Luce by J.C. Lee, based on his play
Nine out of 10
Luce benefits from a very smart, intriguing, if bewildering for this viewer who was at a loss to see what was really going on through successive stages of the development of the plot, and an outstanding cast, with Naomi Watts as Amy Edgar, Tim Roth playing her husband, Peter Edgar, the superb Octavia Spencer in the complicated role of Harriet Wilson and last but not least, the promising, talented Kelvin Harrison Jr. in the title role of a teenager who seems to be the hero, only to flip and then appear as the ultimate, cruel, devious antihero, responsible for ruining a life.
A disclaimer might be in order though, for to this cinephile it was not clear to the end – hence the liberty to mention the finale, for there is a feeling that yes, this is what happened, but as to why, is there a serious caveat, an immense exculpating circumstance though? – what is the exact responsibility of the villain and to what extent is he ready to take his revenge, need to affirm his belief and convictions…
This is a very articulate, so bright as to be nearly suspicious young man, a star of his class and high school, embarrassed at one point not by the harm he has done, but by the fact that his example is so much emphasized, he is mentioned as a role model to the point where he attracts the wrath of others and especially and individual who is ejected as a result of his misbehavior and the drugs they found on him and who challenges the protagonist and asks or invites him…’would you trade places with me?’
Luce Edgar has come all the way from Eritrea and has been adopted by white folks who live under the impression that their son is an absolute star, destined for immense success, encouraged as they are by the reports from school, his behavior, the fact that they say he has overcome, after duress, many – not many, but a multitude – of hours of therapy to put behind the years of psychological and perhaps physical torture he had suffered in his childhood in Eritrea.
However, alarm bells are sounded by one of his teachers, Harriet Wilson aka the sensational, balanced, subtle Octavia Spencer, who talks with the mother, Amy Edgar aka Naomi Watts, about a disturbing paper, an essay written by her son, in which he took the role of a fundamentalist, a man whose belief is that enemies must be crushed, literally in a bloodbath, a troublesome, gruesome perspective that the young star pupil appeared to embrace, if only for the purposes of the theme which the class had been given, but worrying, if not terrifying nevertheless…
In the climate that they have in America – where they have chosen, albeit with three million less votes in the popular count, a giant fool a massive idiot for whom republicans are still ready to vote, except for a meager 5 or 6 percent – with shootings and mass murders in high schools and elsewhere, teachers have to be very careful and notice any sign of disturbance, inclination to violence in any of their students and thus Harriet Wilson was justified in following this particular lead.

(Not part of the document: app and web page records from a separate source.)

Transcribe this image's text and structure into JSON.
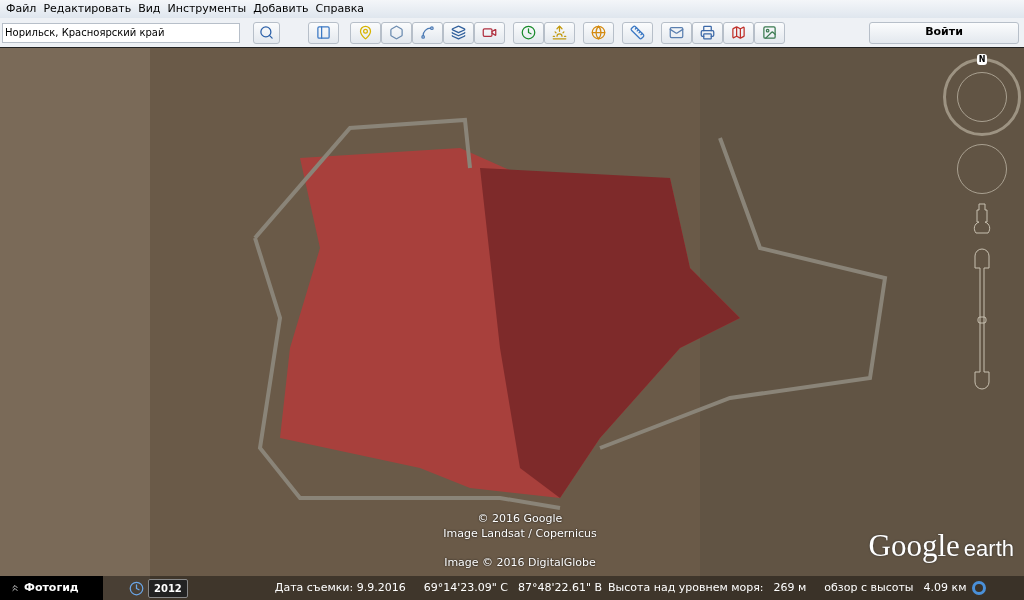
{
  "menu": [
    "Файл",
    "Редактировать",
    "Вид",
    "Инструменты",
    "Добавить",
    "Справка"
  ],
  "search": {
    "value": "Норильск, Красноярский край"
  },
  "login_button": "Войти",
  "compass": {
    "north_label": "N"
  },
  "zoom_slider": {
    "level": 0.5
  },
  "credits": [
    "© 2016 Google",
    "Image Landsat / Copernicus",
    "Image © 2016 DigitalGlobe"
  ],
  "logo": {
    "word": "Google",
    "product": "earth"
  },
  "status_bar": {
    "photo_guide": "Фотогид",
    "history_year": "2012",
    "capture_date": "Дата съемки: 9.9.2016",
    "latitude": "69°14'23.09\" С",
    "longitude": "87°48'22.61\" В",
    "elevation_label": "Высота над уровнем моря:",
    "elevation": "269 м",
    "eye_alt_label": "обзор с высоты",
    "eye_alt": "4.09 км"
  }
}
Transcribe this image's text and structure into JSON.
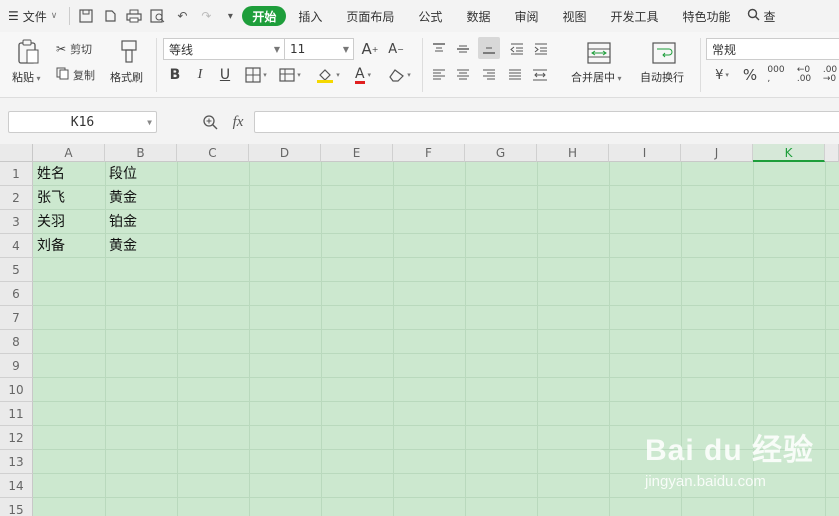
{
  "menu": {
    "file_label": "文件",
    "tabs": [
      "开始",
      "插入",
      "页面布局",
      "公式",
      "数据",
      "审阅",
      "视图",
      "开发工具",
      "特色功能"
    ],
    "search_label": "查"
  },
  "ribbon": {
    "paste_label": "粘贴",
    "cut_label": "剪切",
    "copy_label": "复制",
    "format_painter_label": "格式刷",
    "font_name": "等线",
    "font_size": "11",
    "bold": "B",
    "italic": "I",
    "underline": "U",
    "merge_label": "合并居中",
    "wrap_label": "自动换行",
    "number_format": "常规",
    "percent": "%"
  },
  "formula_bar": {
    "cell_ref": "K16",
    "fx": "fx",
    "value": ""
  },
  "sheet": {
    "columns": [
      "A",
      "B",
      "C",
      "D",
      "E",
      "F",
      "G",
      "H",
      "I",
      "J",
      "K"
    ],
    "selected_column": "K",
    "rows": [
      "1",
      "2",
      "3",
      "4",
      "5",
      "6",
      "7",
      "8",
      "9",
      "10",
      "11",
      "12",
      "13",
      "14",
      "15"
    ],
    "cells": [
      [
        "姓名",
        "段位"
      ],
      [
        "张飞",
        "黄金"
      ],
      [
        "关羽",
        "铂金"
      ],
      [
        "刘备",
        "黄金"
      ]
    ]
  },
  "colors": {
    "accent": "#1e9e3b",
    "sheet_bg": "#cce8cf"
  },
  "watermark": {
    "logo": "Bai du 经验",
    "url": "jingyan.baidu.com"
  }
}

When she searched the locker of the boy who wrote about killing people and destroying adversaries, she found some illegal and very dangerous fireworks, which, if fired, could have the effect of a shotgun, could penetrate a door – or was it a wall? – and cause great damage, with the potential to injure others or even worse and she entrusts the parent with this information, without alerting the principal or anyone else, with the demand that the mother talks to the boy and resolves this disturbing issue.
The result is that the hero or antihero speaks about behavior that incriminates – for him and soon for his family – the teacher, who seems to have placed someone else on the spot…Stephanie Kim would enter the frame and her story, shared with Amy Edgar, would cause the audience to be ever more confused as to the role of the star- student in all of this, seeing as the girl has been – what would be the word they use in America for this now? – harassed, abused, manhandled by three of the boys, until Luce shows up and then he tells her to keep this a secret…but is it to cover this up for his friends or to save the girl from more torment?
He would use her with ruthlessness – unless of course, the teacher is not mischievous and hostile, as the antihero keeps claiming…indeed, this viewer kept waiting for a Reversal of Fortune, a twist in the plot which would henceforth show Ms. Wilson in her ‘true colors’, and we find that the boy had been innocent all along and the machinations of the adult and of the clever plot just played games with us…only it does not happen.
When Stephanie comes to see the same teacher, we wait for an incredible revelation and she talks to the professor about the rape and a testimony is prepared, with the principal waiting for a major breakthrough in the case, in front of the parents gathered to learn about the latest, abhorrent developments, only to see that the girl has disappeared and it was all yet another scheme of the main character whose brilliant mind seems to be used from one point on only to pay imagined affronts, in a personal vendetta that knows no bounds, appears to involve even the deranged sister of the teacher and everything else surrounding the woman that has become a mortal enemy of a…devil.
Yes, the boy has had to go through so much in Eritrea and that is the explanation for what happens, together with an extraordinary mind that is used alas for ghastly mind games, abuse, insults, destruction…just as stated in the essay that he has presented in class, by the presence of the fireworks and then by the fire started at one point to incriminate somebody else…
This is a formidable motion picture.